What's it taste like?
Since it's dried and shaved very thin, it has an almost paper-like consistency, but as it meets your tongue, it explodes with an intense smoky flavor that almost tastes like you're sucking on a bouillon cube, or a piece of dry-cured ham without much salt. The flavor is more meaty and smoky than fishy, and if you've ever had miso soup before, you'll recognize the flavor, since miso soup is made using dashi stock extracted from katsuobushi.
Where do I get it?
Katsuobushi should be available at any Japanese grocery store and may be found in the "Asian" section at major supermarkets. It can also be purchased online at Amazon, and many other specialty websites, like Kokoro Care Packages. They either come in big plastic bags, or in smaller bags which contain small serving sized packets.
When is it best?
Since it's a dried food, there is no season, however you want to make sure it's not past its expiration date as the flavor diminishes as it gets older.
How do I use it?
Katsuobushi comes in a few different thicknesses. The thick ones are used for making dashi (Japanese stock), while the thinner ones can be used as a topping for various dishes including okonomiyaki and oshitashi. When mixed with soy sauce, it's called okaka and is a common filling in onigiri (rice balls).
Some studies have shown that when katsuobushi interacts with certain enzymes an oligopeptide is produced that lowers blood pressure.
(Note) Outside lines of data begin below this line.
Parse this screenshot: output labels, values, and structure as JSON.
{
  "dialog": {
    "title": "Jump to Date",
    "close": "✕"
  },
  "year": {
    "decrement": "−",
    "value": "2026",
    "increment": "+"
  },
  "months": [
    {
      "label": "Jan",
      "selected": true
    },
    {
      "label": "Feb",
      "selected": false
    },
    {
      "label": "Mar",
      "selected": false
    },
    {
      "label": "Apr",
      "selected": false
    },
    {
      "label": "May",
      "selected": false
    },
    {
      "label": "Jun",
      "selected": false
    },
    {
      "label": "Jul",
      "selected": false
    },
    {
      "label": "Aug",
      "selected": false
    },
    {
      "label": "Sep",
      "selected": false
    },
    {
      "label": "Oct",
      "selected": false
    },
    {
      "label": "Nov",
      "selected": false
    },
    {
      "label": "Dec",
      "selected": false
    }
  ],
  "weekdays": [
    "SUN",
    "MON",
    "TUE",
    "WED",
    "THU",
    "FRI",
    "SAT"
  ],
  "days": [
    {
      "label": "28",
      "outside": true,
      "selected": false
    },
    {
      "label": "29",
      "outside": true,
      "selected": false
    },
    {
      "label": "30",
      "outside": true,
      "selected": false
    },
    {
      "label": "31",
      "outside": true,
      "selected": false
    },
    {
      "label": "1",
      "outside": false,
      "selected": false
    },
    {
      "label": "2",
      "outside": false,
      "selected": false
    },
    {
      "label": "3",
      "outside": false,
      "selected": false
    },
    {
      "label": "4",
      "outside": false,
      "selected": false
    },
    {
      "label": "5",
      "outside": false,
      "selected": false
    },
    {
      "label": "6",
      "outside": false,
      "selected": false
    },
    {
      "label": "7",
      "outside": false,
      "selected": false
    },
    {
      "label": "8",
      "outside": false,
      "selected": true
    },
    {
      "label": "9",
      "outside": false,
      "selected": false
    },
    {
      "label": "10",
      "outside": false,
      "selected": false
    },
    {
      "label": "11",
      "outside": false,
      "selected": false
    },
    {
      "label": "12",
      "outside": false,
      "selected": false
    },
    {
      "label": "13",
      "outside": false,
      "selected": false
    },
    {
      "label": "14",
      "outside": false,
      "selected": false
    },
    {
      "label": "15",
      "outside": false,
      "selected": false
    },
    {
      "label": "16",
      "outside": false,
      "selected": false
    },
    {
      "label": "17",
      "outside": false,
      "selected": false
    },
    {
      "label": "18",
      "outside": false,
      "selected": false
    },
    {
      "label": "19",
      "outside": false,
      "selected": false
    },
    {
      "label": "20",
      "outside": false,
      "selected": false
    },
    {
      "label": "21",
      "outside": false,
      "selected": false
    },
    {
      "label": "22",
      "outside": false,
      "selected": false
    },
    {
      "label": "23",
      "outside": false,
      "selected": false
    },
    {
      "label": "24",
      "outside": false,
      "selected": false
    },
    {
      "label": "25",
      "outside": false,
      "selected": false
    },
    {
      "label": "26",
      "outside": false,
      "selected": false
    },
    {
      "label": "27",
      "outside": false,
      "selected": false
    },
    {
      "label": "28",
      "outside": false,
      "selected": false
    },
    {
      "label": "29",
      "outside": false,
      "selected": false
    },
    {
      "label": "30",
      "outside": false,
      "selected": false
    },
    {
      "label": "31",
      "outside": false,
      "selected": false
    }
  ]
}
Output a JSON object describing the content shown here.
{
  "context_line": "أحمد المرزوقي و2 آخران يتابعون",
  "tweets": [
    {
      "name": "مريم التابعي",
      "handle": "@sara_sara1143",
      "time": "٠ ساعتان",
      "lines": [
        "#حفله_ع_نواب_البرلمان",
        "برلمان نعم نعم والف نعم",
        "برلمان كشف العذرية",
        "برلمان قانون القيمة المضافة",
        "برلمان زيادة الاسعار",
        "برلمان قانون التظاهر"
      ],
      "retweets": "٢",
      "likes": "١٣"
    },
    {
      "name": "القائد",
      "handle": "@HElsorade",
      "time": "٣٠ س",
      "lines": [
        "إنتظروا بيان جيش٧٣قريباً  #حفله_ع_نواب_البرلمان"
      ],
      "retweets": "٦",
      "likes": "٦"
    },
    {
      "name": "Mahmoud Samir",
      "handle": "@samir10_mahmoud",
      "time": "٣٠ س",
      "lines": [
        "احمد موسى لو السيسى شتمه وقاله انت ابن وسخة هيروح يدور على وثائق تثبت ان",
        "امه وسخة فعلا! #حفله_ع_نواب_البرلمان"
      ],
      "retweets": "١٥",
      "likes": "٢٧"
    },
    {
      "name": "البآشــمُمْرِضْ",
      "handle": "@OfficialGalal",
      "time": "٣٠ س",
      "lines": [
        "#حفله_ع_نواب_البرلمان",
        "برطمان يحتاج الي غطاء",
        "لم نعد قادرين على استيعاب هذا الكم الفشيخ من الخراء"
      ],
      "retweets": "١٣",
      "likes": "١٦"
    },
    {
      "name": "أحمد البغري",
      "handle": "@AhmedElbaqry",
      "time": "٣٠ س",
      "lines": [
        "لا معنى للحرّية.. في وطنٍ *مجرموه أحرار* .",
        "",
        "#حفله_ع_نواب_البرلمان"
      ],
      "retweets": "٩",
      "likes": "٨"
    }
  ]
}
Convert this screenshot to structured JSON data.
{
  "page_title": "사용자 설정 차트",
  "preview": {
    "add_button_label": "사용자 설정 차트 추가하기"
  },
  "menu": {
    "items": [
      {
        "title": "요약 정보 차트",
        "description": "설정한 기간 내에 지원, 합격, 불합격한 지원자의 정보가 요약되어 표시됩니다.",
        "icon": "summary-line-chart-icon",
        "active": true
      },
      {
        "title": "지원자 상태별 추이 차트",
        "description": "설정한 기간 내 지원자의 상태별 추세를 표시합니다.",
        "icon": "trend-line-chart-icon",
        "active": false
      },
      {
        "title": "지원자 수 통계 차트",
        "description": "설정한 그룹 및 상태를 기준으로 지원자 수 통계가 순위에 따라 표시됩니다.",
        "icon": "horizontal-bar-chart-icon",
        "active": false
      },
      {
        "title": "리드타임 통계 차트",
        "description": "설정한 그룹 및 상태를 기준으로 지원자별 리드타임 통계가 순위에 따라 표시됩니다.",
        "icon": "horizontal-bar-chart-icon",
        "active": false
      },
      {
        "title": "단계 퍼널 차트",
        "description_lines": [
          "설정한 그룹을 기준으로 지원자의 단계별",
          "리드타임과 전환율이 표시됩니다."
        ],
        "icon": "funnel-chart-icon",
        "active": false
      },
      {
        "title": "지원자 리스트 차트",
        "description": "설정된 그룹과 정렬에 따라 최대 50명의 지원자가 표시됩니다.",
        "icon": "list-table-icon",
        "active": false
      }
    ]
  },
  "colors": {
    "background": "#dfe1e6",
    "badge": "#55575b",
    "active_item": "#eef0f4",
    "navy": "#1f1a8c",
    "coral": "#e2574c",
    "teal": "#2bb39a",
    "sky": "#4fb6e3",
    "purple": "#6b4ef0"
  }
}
kezuribushi, kezurikatsuo, hanakatsuo, shaved skipjack, shaved bonito, bonito flakes, skipjack flakes